      A team was developed within the UR Medicine Geriatrics Group and the Hurlbut Care Communities Corporation to oversee distribution and administration of mAb to regional nursing homes. The team includes a medical director, RN and RN nursing home administrator. Doses were delivered and held centrally at facility A. Participating facilities, 7 of which are within 1 corporate entity and an additional 3 of which operate independently, procured mAbs through the team. Data regarding case details, vaccination status, indication, doses given, and outcomes is tracked centrally by an RN at facility A. A protocol was shared with facilities, including instructions for subcutaneous administration and monitoring, indications, and standardized consent, progress notes, and flow sheet. Doses were administered by corporate nurses, facility nurses and medical providers depending on availability and need. In total, across 10 facilities, 219 doses were given. The number of treated residents in each facility varied from 1 to 34. The smallest participating facility is home to 34 residents, a total of whom 15 were treated: 7 positive cases and 8 exposures. To date there have been no deaths in treated patients in this group and 1 hospitalization for those receiving treatment as post-exposure prophylaxis. Additionally, the large majority of residents receiving post exposure prophylaxis remained asymptomatic and negative for COVID-19.


      This case series highlights how 219 symptomatic and exposed residents in nursing homes achieved favorable outcomes through community collaboration to improve access to monoclonal antibody treatment despite the more restrictive allocation plan. The interdisciplinary team-based approach and standardization of protocols allowed for real time distribution of mAb doses according to need to facilities that may have not otherwise been able to feasibly procure and administer doses independently. This supports the value of collaboration among skilled nursing facilities to improve the community outcomes.
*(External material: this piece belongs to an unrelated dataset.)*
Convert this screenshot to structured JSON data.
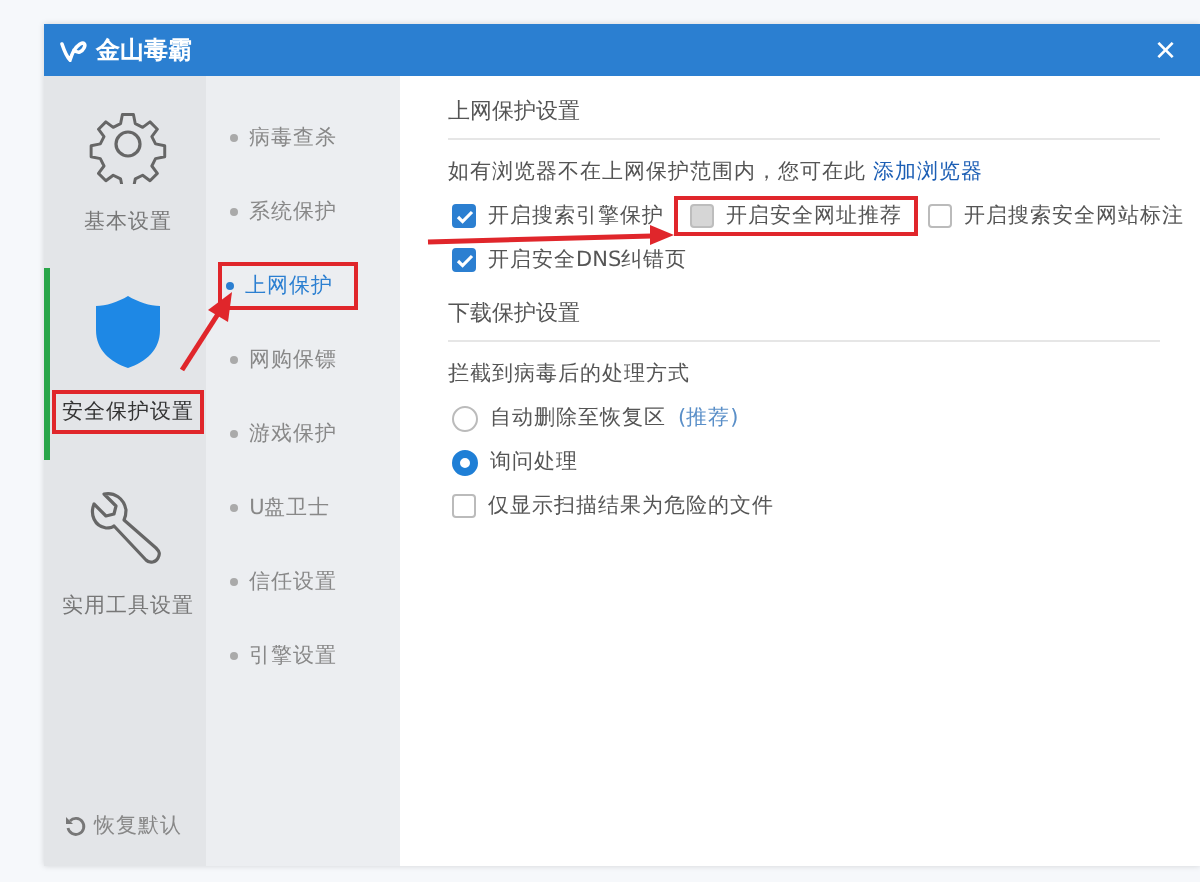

      All authors have stated there are no financial disclosures to be made that are pertinent to this abstract.